**Your instructions:** The records that follow need to be printed exactly. Leave out each image.

Records from a collection
§

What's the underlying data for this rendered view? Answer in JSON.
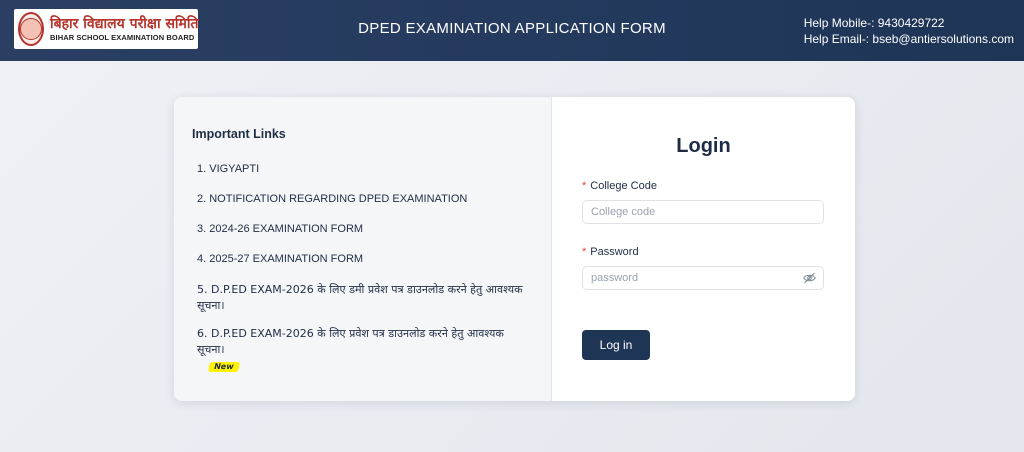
{
  "header": {
    "logo_hindi": "बिहार विद्यालय परीक्षा समिति",
    "logo_english": "BIHAR SCHOOL EXAMINATION BOARD",
    "title": "DPED EXAMINATION APPLICATION FORM",
    "help_mobile": "Help Mobile-: 9430429722",
    "help_email": "Help Email-: bseb@antiersolutions.com"
  },
  "links": {
    "title": "Important Links",
    "items": [
      {
        "label": "1. VIGYAPTI"
      },
      {
        "label": "2. NOTIFICATION REGARDING DPED EXAMINATION"
      },
      {
        "label": "3. 2024-26 EXAMINATION FORM"
      },
      {
        "label": "4. 2025-27 EXAMINATION FORM"
      },
      {
        "label": "5. D.P.ED EXAM-2026 के लिए डमी प्रवेश पत्र डाउनलोड करने हेतु आवश्यक सूचना।"
      },
      {
        "label": "6. D.P.ED EXAM-2026 के लिए प्रवेश पत्र डाउनलोड करने हेतु आवश्यक सूचना।",
        "badge": "New"
      }
    ]
  },
  "login": {
    "title": "Login",
    "college_code_label": "College Code",
    "college_code_placeholder": "College code",
    "college_code_value": "",
    "password_label": "Password",
    "password_placeholder": "password",
    "password_value": "",
    "required_mark": "*",
    "button_label": "Log in"
  },
  "colors": {
    "header_bg": "#243a5e",
    "button_bg": "#1f3556",
    "required": "#e0443b",
    "badge_bg": "#fff200",
    "brand_red": "#b5342b"
  },
  "icons": {
    "password_toggle": "eye-slash-icon",
    "logo": "board-seal-icon"
  }
}
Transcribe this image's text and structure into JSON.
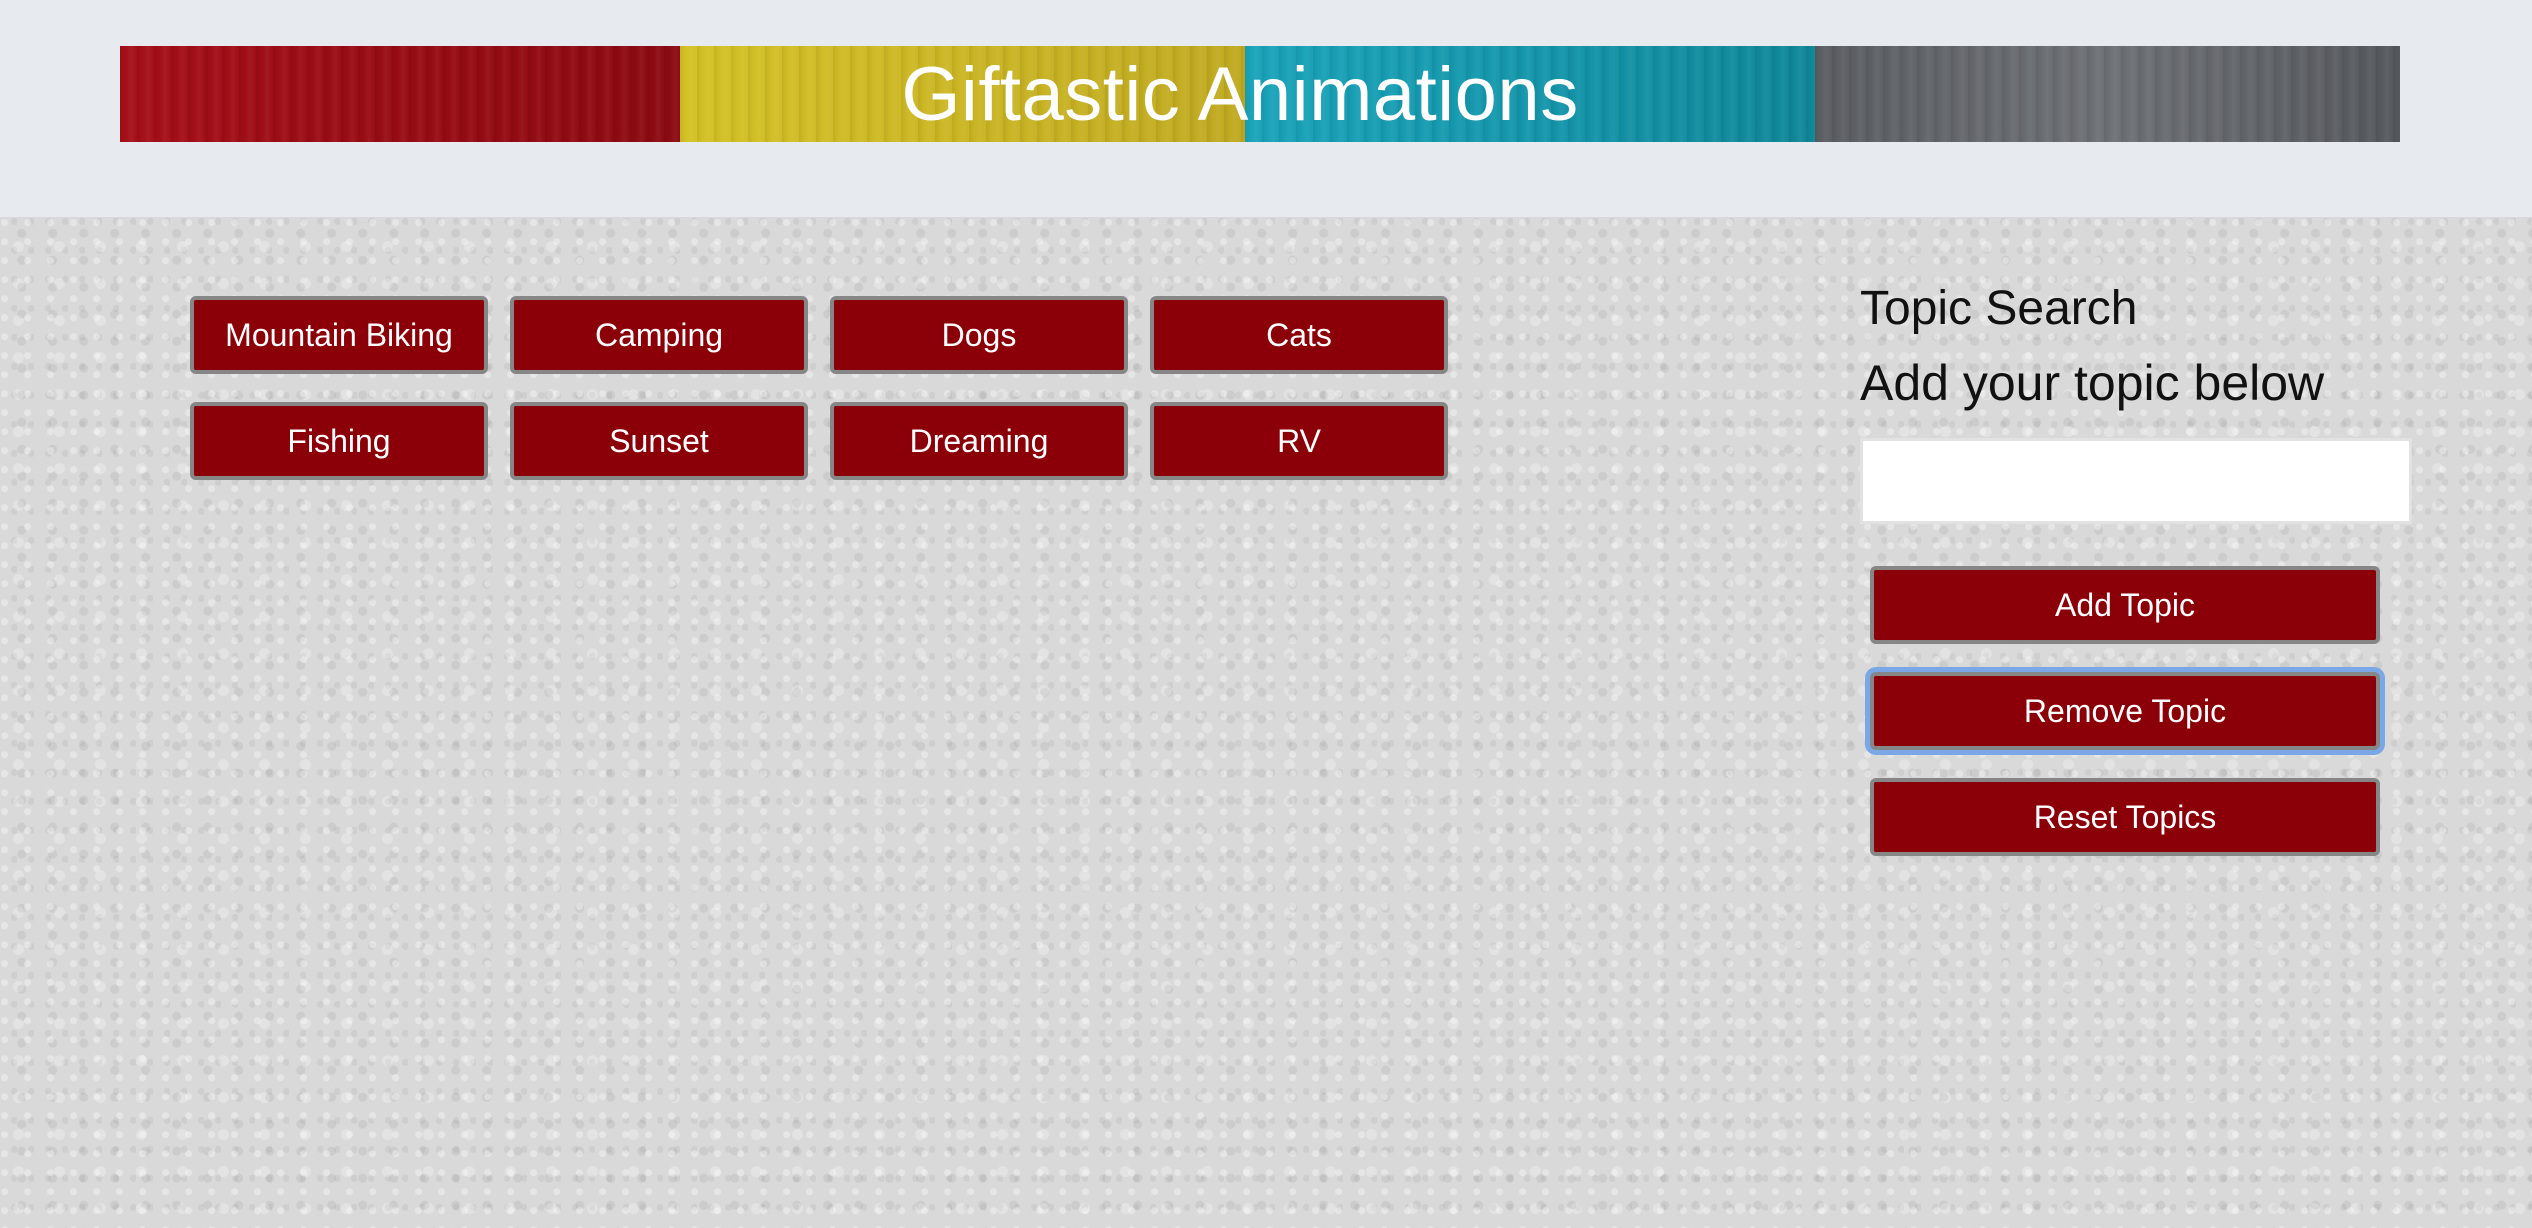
{
  "header": {
    "title": "Giftastic Animations",
    "stripe_colors": [
      "#a60f18",
      "#cbb624",
      "#1596ab",
      "#5f6267"
    ]
  },
  "topics": [
    {
      "label": "Mountain Biking"
    },
    {
      "label": "Camping"
    },
    {
      "label": "Dogs"
    },
    {
      "label": "Cats"
    },
    {
      "label": "Fishing"
    },
    {
      "label": "Sunset"
    },
    {
      "label": "Dreaming"
    },
    {
      "label": "RV"
    }
  ],
  "sidebar": {
    "heading": "Topic Search",
    "subheading": "Add your topic below",
    "input_value": "",
    "add_label": "Add Topic",
    "remove_label": "Remove Topic",
    "reset_label": "Reset Topics"
  },
  "colors": {
    "button_bg": "#8b0008",
    "button_border": "#868686",
    "focus_ring": "#7aa7e6",
    "page_bg": "#e7eaee"
  }
}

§

**Exercise response:**
What's the underlying data for this rendered view? Answer in JSON.
{
  "header": {
    "logo_hindi": "बिहार विद्यालय परीक्षा समिति",
    "logo_english": "BIHAR SCHOOL EXAMINATION BOARD",
    "title": "DPED EXAMINATION APPLICATION FORM",
    "help_mobile": "Help Mobile-: 9430429722",
    "help_email": "Help Email-: bseb@antiersolutions.com"
  },
  "links": {
    "title": "Important Links",
    "items": [
      {
        "label": "1. VIGYAPTI"
      },
      {
        "label": "2. NOTIFICATION REGARDING DPED EXAMINATION"
      },
      {
        "label": "3. 2024-26 EXAMINATION FORM"
      },
      {
        "label": "4. 2025-27 EXAMINATION FORM"
      },
      {
        "label": "5. D.P.ED EXAM-2026 के लिए डमी प्रवेश पत्र डाउनलोड करने हेतु आवश्यक सूचना।"
      },
      {
        "label": "6. D.P.ED EXAM-2026 के लिए प्रवेश पत्र डाउनलोड करने हेतु आवश्यक सूचना।",
        "badge": "New"
      }
    ]
  },
  "login": {
    "title": "Login",
    "college_code_label": "College Code",
    "college_code_placeholder": "College code",
    "college_code_value": "",
    "password_label": "Password",
    "password_placeholder": "password",
    "password_value": "",
    "required_mark": "*",
    "button_label": "Log in"
  },
  "colors": {
    "header_bg": "#243a5e",
    "button_bg": "#1f3556",
    "required": "#e0443b",
    "badge_bg": "#fff200",
    "brand_red": "#b5342b"
  },
  "icons": {
    "password_toggle": "eye-slash-icon",
    "logo": "board-seal-icon"
  }
}
Transcribe this image's text and structure into JSON.
{
  "header": {
    "title": "Giftastic Animations",
    "stripe_colors": [
      "#a60f18",
      "#cbb624",
      "#1596ab",
      "#5f6267"
    ]
  },
  "topics": [
    {
      "label": "Mountain Biking"
    },
    {
      "label": "Camping"
    },
    {
      "label": "Dogs"
    },
    {
      "label": "Cats"
    },
    {
      "label": "Fishing"
    },
    {
      "label": "Sunset"
    },
    {
      "label": "Dreaming"
    },
    {
      "label": "RV"
    }
  ],
  "sidebar": {
    "heading": "Topic Search",
    "subheading": "Add your topic below",
    "input_value": "",
    "add_label": "Add Topic",
    "remove_label": "Remove Topic",
    "reset_label": "Reset Topics"
  },
  "colors": {
    "button_bg": "#8b0008",
    "button_border": "#868686",
    "focus_ring": "#7aa7e6",
    "page_bg": "#e7eaee"
  }
}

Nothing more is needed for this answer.